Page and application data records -
^^^^

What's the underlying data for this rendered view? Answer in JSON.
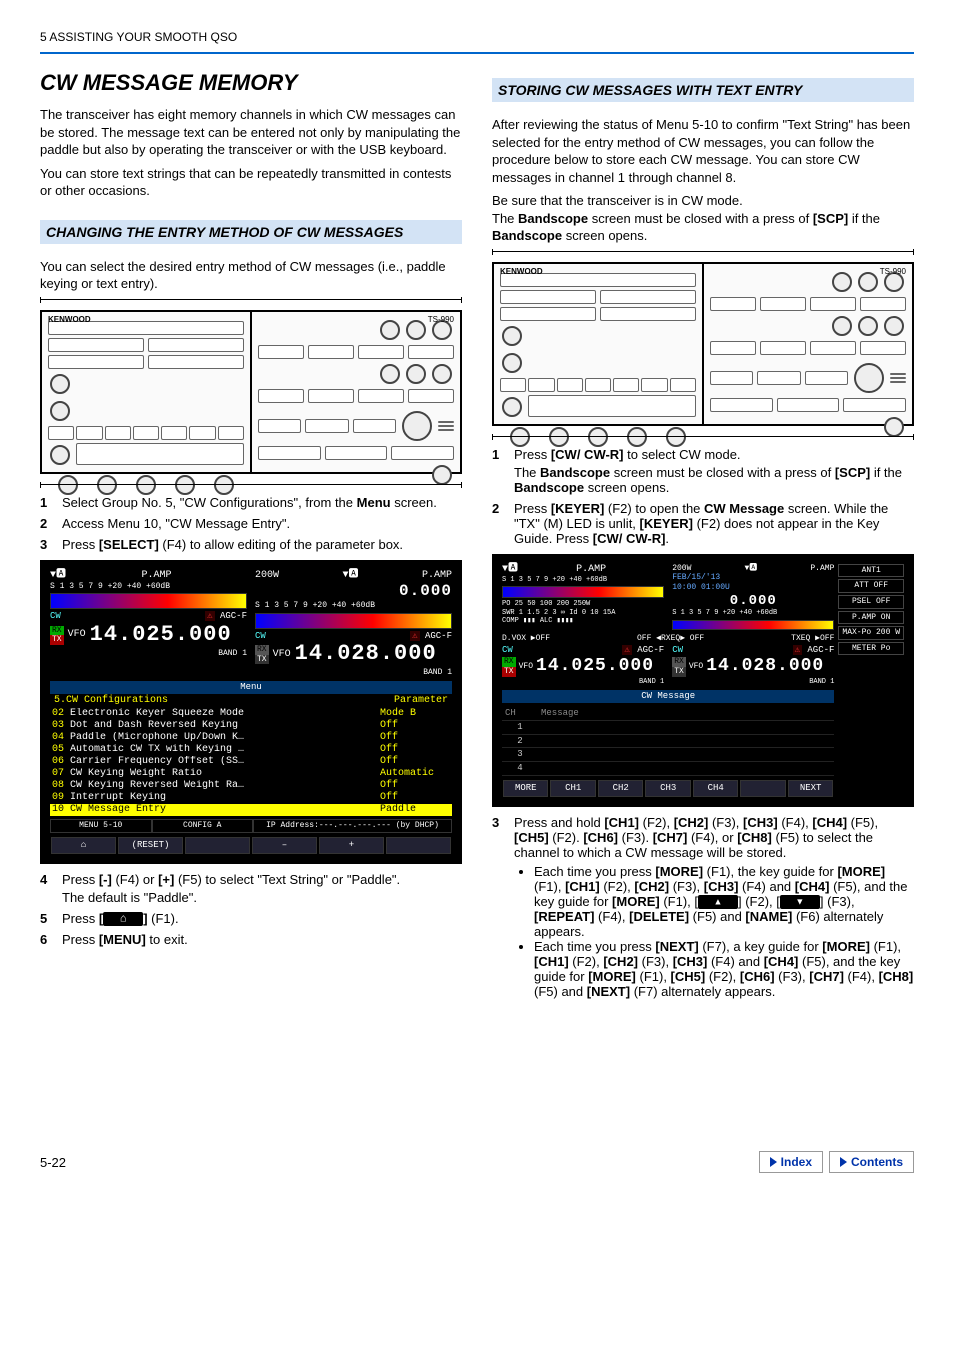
{
  "header": "5   ASSISTING YOUR SMOOTH QSO",
  "left": {
    "title": "CW MESSAGE MEMORY",
    "intro1": "The transceiver has eight memory channels in which CW messages can be stored. The message text can be entered not only by manipulating the paddle but also by operating the transceiver or with the USB keyboard.",
    "intro2": "You can store text strings that can be repeatedly transmitted in contests or other occasions.",
    "subhead": "CHANGING THE ENTRY METHOD OF CW MESSAGES",
    "intro3": "You can select the desired entry method of CW messages (i.e., paddle keying or text entry).",
    "diagram_label_left": "KENWOOD",
    "diagram_label_right": "TS-990",
    "step1": "Select Group No. 5, \"CW Configurations\", from the ",
    "step1_b": "Menu",
    "step1_c": " screen.",
    "step2": "Access Menu 10, \"CW Message Entry\".",
    "step3a": "Press ",
    "step3b": "[SELECT]",
    "step3c": " (F4) to allow editing of the parameter box.",
    "screen1": {
      "pamp": "P.AMP",
      "watt": "200W",
      "freq_zero": "0.000",
      "cw": "CW",
      "agc": "AGC-F",
      "vfo": "VFO",
      "rx": "RX",
      "tx": "TX",
      "freq_main": "14.025.000",
      "freq_sub": "14.028.000",
      "band": "BAND 1",
      "menu_title": "Menu",
      "group": "5.CW Configurations",
      "param": "Parameter",
      "rows": [
        {
          "n": "02",
          "name": "Electronic Keyer Squeeze Mode",
          "val": "Mode B"
        },
        {
          "n": "03",
          "name": "Dot and Dash Reversed Keying",
          "val": "Off"
        },
        {
          "n": "04",
          "name": "Paddle (Microphone Up/Down K…",
          "val": "Off"
        },
        {
          "n": "05",
          "name": "Automatic CW TX with Keying …",
          "val": "Off"
        },
        {
          "n": "06",
          "name": "Carrier Frequency Offset (SS…",
          "val": "Off"
        },
        {
          "n": "07",
          "name": "CW Keying Weight Ratio",
          "val": "Automatic"
        },
        {
          "n": "08",
          "name": "CW Keying Reversed Weight Ra…",
          "val": "Off"
        },
        {
          "n": "09",
          "name": "Interrupt Keying",
          "val": "Off"
        },
        {
          "n": "10",
          "name": "CW Message Entry",
          "val": "Paddle"
        }
      ],
      "menu_id": "MENU 5-10",
      "config": "CONFIG A",
      "ip": "IP Address:---.---.---.--- (by DHCP)",
      "reset": "(RESET)",
      "minus": "–",
      "plus": "+"
    },
    "step4a": "Press ",
    "step4b": "[-]",
    "step4c": " (F4) or ",
    "step4d": "[+]",
    "step4e": " (F5) to select \"Text String\" or \"Paddle\".",
    "step4_note": "The default is \"Paddle\".",
    "step5a": "Press ",
    "step5b": "[",
    "step5c": "]",
    "step5d": " (F1).",
    "step6a": "Press ",
    "step6b": "[MENU]",
    "step6c": " to exit."
  },
  "right": {
    "subhead": "STORING CW MESSAGES WITH TEXT ENTRY",
    "intro1": "After reviewing the status of Menu 5-10 to confirm \"Text String\" has been selected for the entry method of CW messages, you can follow the procedure below to store each CW message. You can store CW messages in channel 1 through channel 8.",
    "intro2a": "Be sure that the transceiver is in CW mode.",
    "intro2b_a": "The ",
    "intro2b_b": "Bandscope",
    "intro2b_c": " screen must be closed with a press of ",
    "intro2b_d": "[SCP]",
    "intro2b_e": " if the ",
    "intro2b_f": "Bandscope",
    "intro2b_g": " screen opens.",
    "step1a": "Press ",
    "step1b": "[CW/ CW-R]",
    "step1c": " to select CW mode.",
    "step1_sub_a": "The ",
    "step1_sub_b": "Bandscope",
    "step1_sub_c": " screen must be closed with a press of ",
    "step1_sub_d": "[SCP]",
    "step1_sub_e": " if the ",
    "step1_sub_f": "Bandscope",
    "step1_sub_g": " screen opens.",
    "step2a": "Press ",
    "step2b": "[KEYER]",
    "step2c": " (F2) to open the ",
    "step2d": "CW Message",
    "step2e": " screen. While the \"TX\" (M) LED is unlit, ",
    "step2f": "[KEYER]",
    "step2g": " (F2) does not appear in the Key Guide. Press ",
    "step2h": "[CW/ CW-R]",
    "step2i": ".",
    "screen2": {
      "pamp": "P.AMP",
      "watt": "200W",
      "date": "FEB/15/'13",
      "time": "10:00 01:00U",
      "zero": "0.000",
      "dvox": "D.VOX ▶OFF",
      "rxeq": "OFF ◀RXEQ▶ OFF",
      "txeq": "TXEQ ▶OFF",
      "cw": "CW",
      "agc": "AGC-F",
      "rx": "RX",
      "tx": "TX",
      "vfo": "VFO",
      "freq_main": "14.025.000",
      "freq_sub": "14.028.000",
      "band": "BAND 1",
      "ant1": "ANT1",
      "att": "ATT OFF",
      "psel": "PSEL OFF",
      "pamp_on": "P.AMP ON",
      "maxpo": "MAX-Po 200 W",
      "meter": "METER Po",
      "msg_title": "CW Message",
      "ch": "CH",
      "msg": "Message",
      "chs": [
        "1",
        "2",
        "3",
        "4"
      ],
      "soft": [
        "MORE",
        "CH1",
        "CH2",
        "CH3",
        "CH4",
        "",
        "NEXT"
      ]
    },
    "step3a": "Press and hold ",
    "step3b": "[CH1]",
    "step3c": " (F2), ",
    "step3d": "[CH2]",
    "step3e": " (F3), ",
    "step3f": "[CH3]",
    "step3g": " (F4), ",
    "step3h": "[CH4]",
    "step3i": " (F5), ",
    "step3j": "[CH5]",
    "step3k": " (F2). ",
    "step3l": "[CH6]",
    "step3m": " (F3). ",
    "step3n": "[CH7]",
    "step3o": " (F4), or ",
    "step3p": "[CH8]",
    "step3q": " (F5) to select the channel to which a CW message will be stored.",
    "bullet1a": "Each time you press ",
    "bullet1b": "[MORE]",
    "bullet1c": " (F1), the key guide for ",
    "bullet1d": "[MORE]",
    "bullet1e": " (F1), ",
    "bullet1f": "[CH1]",
    "bullet1g": " (F2), ",
    "bullet1h": "[CH2]",
    "bullet1i": " (F3), ",
    "bullet1j": "[CH3]",
    "bullet1k": " (F4) and ",
    "bullet1l": "[CH4]",
    "bullet1m": " (F5), and the key guide for ",
    "bullet1n": "[MORE]",
    "bullet1o": " (F1), [",
    "bullet1p": "] (F2), [",
    "bullet1q": "] (F3), ",
    "bullet1r": "[REPEAT]",
    "bullet1s": " (F4), ",
    "bullet1t": "[DELETE]",
    "bullet1u": " (F5) and ",
    "bullet1v": "[NAME]",
    "bullet1w": " (F6) alternately appears.",
    "bullet2a": "Each time you press ",
    "bullet2b": "[NEXT]",
    "bullet2c": " (F7), a key guide for ",
    "bullet2d": "[MORE]",
    "bullet2e": " (F1), ",
    "bullet2f": "[CH1]",
    "bullet2g": " (F2), ",
    "bullet2h": "[CH2]",
    "bullet2i": " (F3), ",
    "bullet2j": "[CH3]",
    "bullet2k": " (F4) and ",
    "bullet2l": "[CH4]",
    "bullet2m": " (F5), and the key guide for ",
    "bullet2n": "[MORE]",
    "bullet2o": " (F1), ",
    "bullet2p": "[CH5]",
    "bullet2q": " (F2), ",
    "bullet2r": "[CH6]",
    "bullet2s": " (F3), ",
    "bullet2t": "[CH7]",
    "bullet2u": " (F4), ",
    "bullet2v": "[CH8]",
    "bullet2w": " (F5) and ",
    "bullet2x": "[NEXT]",
    "bullet2y": " (F7) alternately appears."
  },
  "footer": {
    "page": "5-22",
    "index": "Index",
    "contents": "Contents"
  }
}
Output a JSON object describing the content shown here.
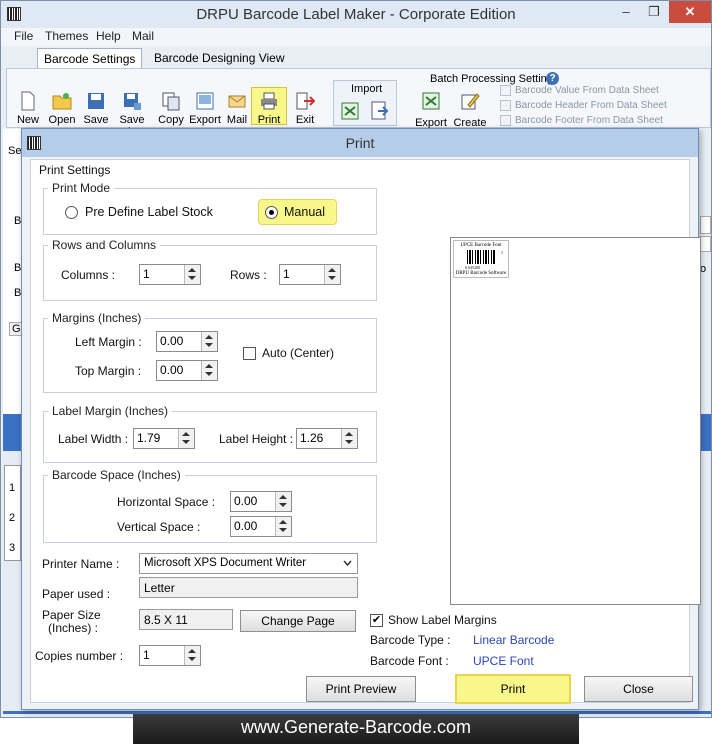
{
  "app": {
    "title": "DRPU Barcode Label Maker - Corporate Edition",
    "window_controls": {
      "minimize": "–",
      "restore": "❐",
      "close": "✕"
    }
  },
  "menu": [
    "File",
    "Themes",
    "Help",
    "Mail"
  ],
  "tabs": [
    "Barcode Settings",
    "Barcode Designing View"
  ],
  "toolbar": {
    "buttons": [
      "New",
      "Open",
      "Save",
      "Save As",
      "Copy",
      "Export",
      "Mail",
      "Print",
      "Exit"
    ],
    "active": "Print"
  },
  "import_group": {
    "label": "Import"
  },
  "batch": {
    "title": "Batch Processing Settings",
    "export_label": "Export",
    "create_list_label": "Create List",
    "options": [
      "Barcode Value From Data Sheet",
      "Barcode Header From Data Sheet",
      "Barcode Footer From Data Sheet"
    ]
  },
  "background_fragments": {
    "se": "Se",
    "ba1": "Ba",
    "ba2": "Ba",
    "ba3": "Ba",
    "ge": "Ge",
    "o": "o",
    "ruler": [
      "1",
      "2",
      "3"
    ]
  },
  "dialog": {
    "title": "Print",
    "print_settings_label": "Print Settings",
    "print_mode": {
      "legend": "Print Mode",
      "options": [
        "Pre Define Label Stock",
        "Manual"
      ],
      "selected": "Manual"
    },
    "rows_columns": {
      "legend": "Rows and Columns",
      "columns_label": "Columns :",
      "columns_value": "1",
      "rows_label": "Rows :",
      "rows_value": "1"
    },
    "margins": {
      "legend": "Margins (Inches)",
      "left_label": "Left Margin :",
      "left_value": "0.00",
      "top_label": "Top Margin :",
      "top_value": "0.00",
      "auto_label": "Auto (Center)",
      "auto_checked": false
    },
    "label_margin": {
      "legend": "Label Margin (Inches)",
      "width_label": "Label Width :",
      "width_value": "1.79",
      "height_label": "Label Height :",
      "height_value": "1.26"
    },
    "barcode_space": {
      "legend": "Barcode Space (Inches)",
      "horizontal_label": "Horizontal Space :",
      "horizontal_value": "0.00",
      "vertical_label": "Vertical Space :",
      "vertical_value": "0.00"
    },
    "printer_name_label": "Printer Name :",
    "printer_name_value": "Microsoft XPS Document Writer",
    "paper_used_label": "Paper used :",
    "paper_used_value": "Letter",
    "paper_size_label_line1": "Paper Size",
    "paper_size_label_line2": "(Inches) :",
    "paper_size_value": "8.5 X 11",
    "change_page_label": "Change Page",
    "copies_label": "Copies number :",
    "copies_value": "1",
    "show_label_margins_label": "Show Label Margins",
    "show_label_margins_checked": true,
    "barcode_type_label": "Barcode Type :",
    "barcode_type_value": "Linear Barcode",
    "barcode_font_label": "Barcode Font :",
    "barcode_font_value": "UPCE Font",
    "preview": {
      "header": "UPCE Barcode Font",
      "digits": "0  645200",
      "check": "1",
      "footer": "DRPU Barcode Software"
    },
    "buttons": {
      "preview": "Print Preview",
      "print": "Print",
      "close": "Close"
    }
  },
  "footer": {
    "text": "www.Generate-Barcode.com"
  },
  "colors": {
    "accent_highlight": "#f7f78a",
    "link": "#2b46b8",
    "title_bar": "#b5cde8"
  }
}
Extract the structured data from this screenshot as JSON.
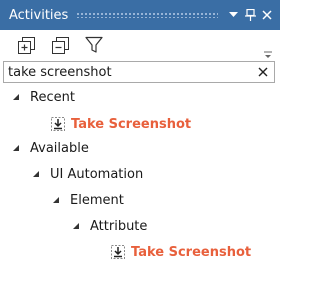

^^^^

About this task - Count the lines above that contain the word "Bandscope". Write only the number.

Reply - 4